Prof. Thomas Zilker and Dr. Mark Wheelis, inteviewed in BBC's Horizon documentary, dispute that the gas could have been based on fentanyl.[7]

Prof. Thomas Zilker: It seems to be different from fentanyl, carfentanyl and sufentanyl but it has to be, it has to have the potency of carfentanyl at least because otherwise it wouldn’t work in these circumstance. So the Russians obviously have designed a new fentanyl which we can not detect in, in the west.

Dr. Mark Wheelis: The fact that the Russians did it and got away with a lethality of, of less than twenty percent suggests to me that very likely there may have been a novel agent with a, with a higher safety margin that normal fentanyl.

Although the exact nature of the active chemical has not been verified, the Russian language newspaper Gazeta claimed that the chemical used had been 3-methylfentanyl, which is an opioid, attributing this information to "experts from the Moscow State University chemistry department".


  1. ^ "News Chronology (August through October 2002)". THE CBW CONVENTIONS BULLETIN (Issue 58). 2002. pp. 27–46.  
  2. ^ Russia Confirms Suspicions About Gas Used in Raid - Potent Anesthetic Pumped Into Theater - 2 More Hostages Die From Drug's Effects, Susan B. Glasser and Peter Baker, Washington Post, 2002-10-31 A.15
  3. ^ Mystery of Russian gas deepens news service, Debora MacKenzie, 2002-10-29
  4. ^ a b Unexpected “Gas” Casualties in Moscow: A Medical Toxicology Perspective
  5. ^ Peterson, Scott. (October 29, 2002). Gas enters counterterror arsenal - The unprecedented use of a secret toxic gas leaves 400 still hospitalized, and starts a debate about Russian tactics.
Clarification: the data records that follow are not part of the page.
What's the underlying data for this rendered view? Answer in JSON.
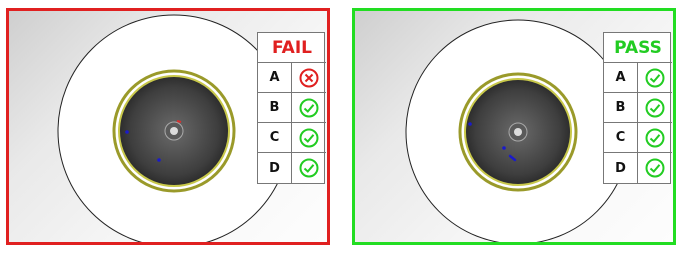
{
  "panels": [
    {
      "id": "fail",
      "status": "FAIL",
      "status_color": "#e02020",
      "border_color": "#e02020",
      "checks": [
        {
          "label": "A",
          "result": "fail",
          "icon": "x-circle-icon"
        },
        {
          "label": "B",
          "result": "pass",
          "icon": "check-circle-icon"
        },
        {
          "label": "C",
          "result": "pass",
          "icon": "check-circle-icon"
        },
        {
          "label": "D",
          "result": "pass",
          "icon": "check-circle-icon"
        }
      ]
    },
    {
      "id": "pass",
      "status": "PASS",
      "status_color": "#22cc22",
      "border_color": "#22dd22",
      "checks": [
        {
          "label": "A",
          "result": "pass",
          "icon": "check-circle-icon"
        },
        {
          "label": "B",
          "result": "pass",
          "icon": "check-circle-icon"
        },
        {
          "label": "C",
          "result": "pass",
          "icon": "check-circle-icon"
        },
        {
          "label": "D",
          "result": "pass",
          "icon": "check-circle-icon"
        }
      ]
    }
  ],
  "colors": {
    "pass_icon": "#22cc22",
    "fail_icon": "#e02020",
    "defect_dot": "#1a1acc",
    "core_ring": "#9a9a2a"
  }
}
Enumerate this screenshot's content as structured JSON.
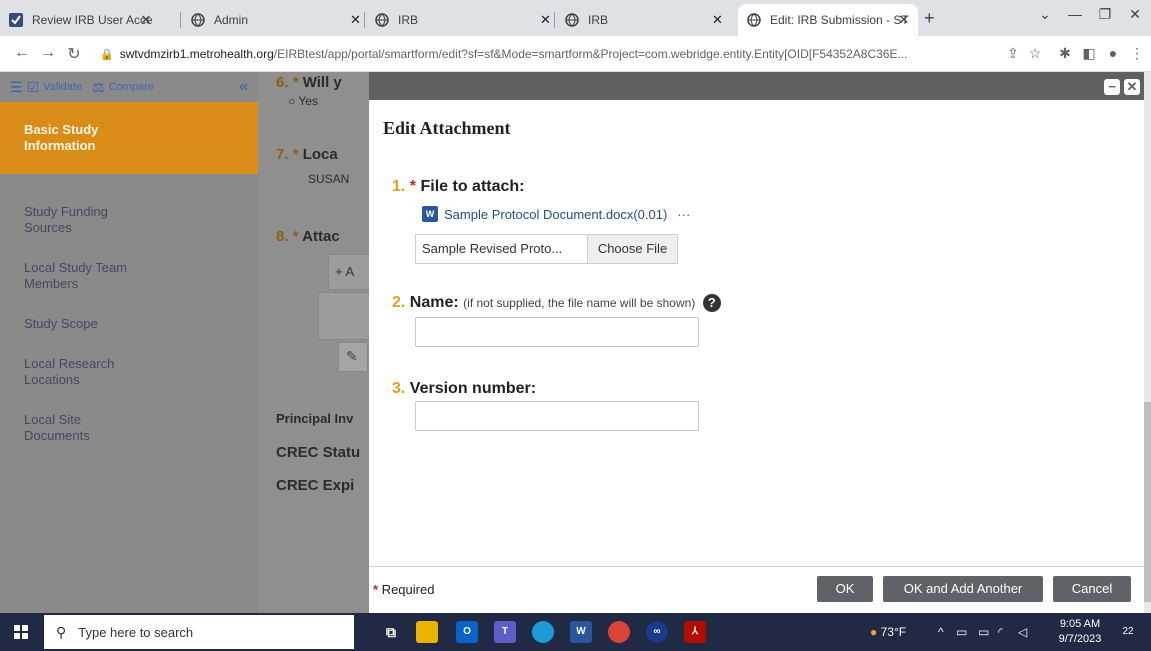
{
  "browser": {
    "tabs": [
      {
        "title": "Review IRB User Access R",
        "icon": "todo-check-icon"
      },
      {
        "title": "Admin",
        "icon": "globe-icon"
      },
      {
        "title": "IRB",
        "icon": "globe-icon"
      },
      {
        "title": "IRB",
        "icon": "globe-icon"
      },
      {
        "title": "Edit: IRB Submission - ST",
        "icon": "globe-icon"
      }
    ],
    "new_tab": "+",
    "close_glyph": "✕",
    "url_host": "swtvdmzirb1.metrohealth.org",
    "url_path": "/EIRBtest/app/portal/smartform/edit?sf=sf&Mode=smartform&Project=com.webridge.entity.Entity[OID[F54352A8C36E..."
  },
  "sidebar": {
    "validate_label": "Validate",
    "compare_label": "Compare",
    "items": [
      "Basic Study Information",
      "Study Funding Sources",
      "Local Study Team Members",
      "Study Scope",
      "Local Research Locations",
      "Local Site Documents"
    ]
  },
  "background": {
    "q6_num": "6.",
    "q6_text": "Will y",
    "q6_option": "Yes",
    "q7_num": "7.",
    "q7_text": "Loca",
    "q7_value": "SUSAN",
    "q8_num": "8.",
    "q8_text": "Attac",
    "add_label": "+ A",
    "principal": "Principal Inv",
    "crec_status": "CREC Statu",
    "crec_exp": "CREC Expi"
  },
  "dialog": {
    "title": "Edit Attachment",
    "field1_num": "1.",
    "field1_label": "File to attach:",
    "current_file": "Sample Protocol Document.docx(0.01)",
    "more_glyph": "···",
    "chosen_file": "Sample Revised Proto...",
    "choose_label": "Choose File",
    "field2_num": "2.",
    "field2_label": "Name:",
    "field2_hint": "(if not supplied, the file name will be shown)",
    "field3_num": "3.",
    "field3_label": "Version number:",
    "required_note": "Required",
    "required_star": "*",
    "ok_label": "OK",
    "ok_add_label": "OK and Add Another",
    "cancel_label": "Cancel"
  },
  "taskbar": {
    "search_placeholder": "Type here to search",
    "weather": "73°F",
    "time": "9:05 AM",
    "date": "9/7/2023",
    "notifications": "22"
  }
}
The Christian Science Monitor, WORLD; p. 1.
  6. ^ a b CHECHEN-NORTH-OST SPECIAL FORCE OF RUSSIA N 11 (74) NOVEMBER 2002 in Russian, last three paragraphs
  7. ^

External links

Got something to say? Make a comment.
Your name
Your email address